She now can hardly control how much heat or cold she can feel.
“When it’s cold I am shivering, when it is hot I am burning. It was a traumatic experience.”
Christine’s ordeal happened during the Covid-19 pandemic, making her susceptible to infection. Her family could not visit her directly. Though the condition is not contagious, they watched her through the ICU ward glass walls. Her mother moved from their home in Nakuru to Murang’a to give her support.
The condition left her without sight on her left eye. Because SJS/TEN affects all mucous membranes, her skin is still regenerating. She had to go through lots of physiotherapies after he muscles had weakened from the time she spent in ICU.
“I am having lots of medication and using skincare therapies.”
Dr Riunga explains that most triggers for SJS are medications. The immune reaction is a type 4 allergic reaction where medicine taken starts producing substances that cause skin breakage.
“This condition is unpredictable,” he adds. “You cannot know beforehand that you will react to this medication that’s why it’s a condition is hard to prevent. One of our biggest challenges is how to manage that pain. The pain is also distressing to the patients.”

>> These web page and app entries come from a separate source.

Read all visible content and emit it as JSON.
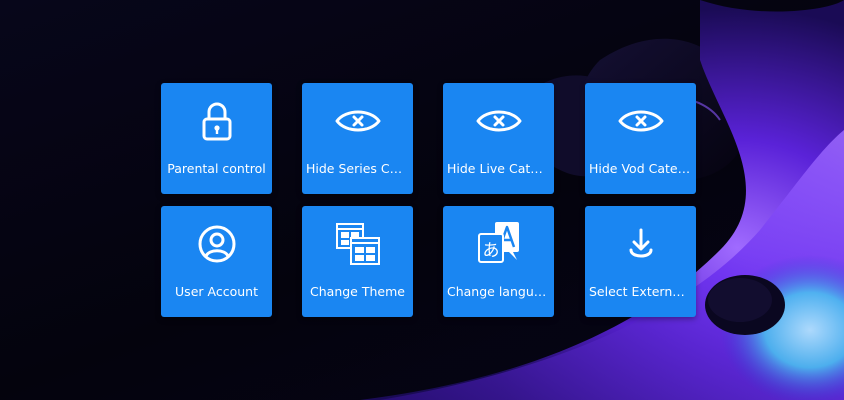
{
  "settings_menu": {
    "tiles": [
      {
        "label": "Parental control",
        "icon": "lock-icon"
      },
      {
        "label": "Hide Series Cate…",
        "icon": "eye-hidden-icon"
      },
      {
        "label": "Hide Live Categ…",
        "icon": "eye-hidden-icon"
      },
      {
        "label": "Hide Vod Categ…",
        "icon": "eye-hidden-icon"
      },
      {
        "label": "User Account",
        "icon": "user-account-icon"
      },
      {
        "label": "Change Theme",
        "icon": "theme-icon"
      },
      {
        "label": "Change language",
        "icon": "language-icon"
      },
      {
        "label": "Select External P…",
        "icon": "download-icon"
      }
    ]
  },
  "colors": {
    "tile": "#1a86f2",
    "background": "#05040f",
    "accent_purple": "#7a3cff",
    "accent_cyan": "#5fe3ff"
  }
}
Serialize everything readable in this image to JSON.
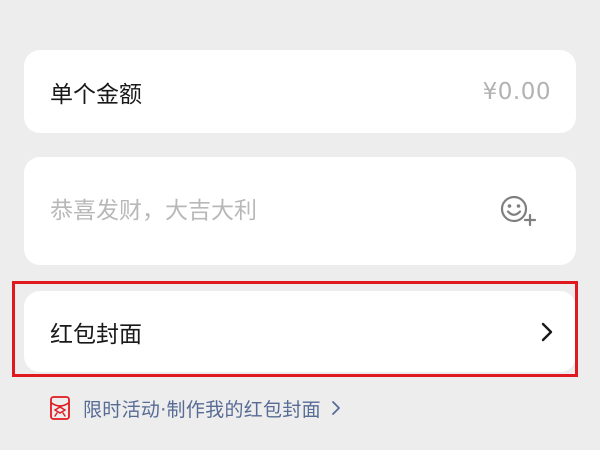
{
  "amount": {
    "label": "单个金额",
    "value": "¥0.00"
  },
  "greeting": {
    "placeholder": "恭喜发财，大吉大利",
    "emoji_icon": "emoji-add-icon"
  },
  "cover": {
    "label": "红包封面",
    "chevron_icon": "chevron-right-icon"
  },
  "promo": {
    "text": "限时活动·制作我的红包封面",
    "icon": "red-envelope-icon",
    "chevron_icon": "chevron-right-icon"
  },
  "colors": {
    "background": "#ededed",
    "card": "#ffffff",
    "highlight": "#e0191f",
    "link": "#576b95",
    "placeholder": "#b8b8b8"
  }
}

Dr Riunga says that the only way out is not to take any unnecessary medication as “people “like taking over-the-counter medication even antibiotics when they are not necessary.”
There is no specific cure for SJS/TEN beyond supporting the patient while waiting for their skin to regenerate.
“The challenge is ensuring the patient stays alive during the whole process,” says Dr Riunga.
The patient loses a lot of water as there is no skin to lock it in. The temperatures are also unbearable as the skin is also meant to regulate temperatures. The body also heals imperfectly leaving scars, “a big complication to deal with psychologically” and the condition can reoccur if the drugs that caused it are consumed again.
“Patients also end up losing fingerprints and using technology that requires thumbprint for identification becomes difficult,” continues Dr Riunga. “If your eyes get destroyed, you will need a lot of corrective surgery to keep maintain your sight. If the urinary tract or the digestive tract fused, you will have to undergo surgeries to try and keep them open.”
Christine says though hers was a case of prescription that over reacted, “many people buy over the counter medication anyhow. Medicine is meant to help but sometimes it can kill. In case of any symptoms discontinue the medicine and visit a doctor immediately.”
She concludes: “I may have forgotten a lot of details in terms of my own life, but right now I consider myself okay. I still have a lot of hospital reviews but being alive and working is a blessing.”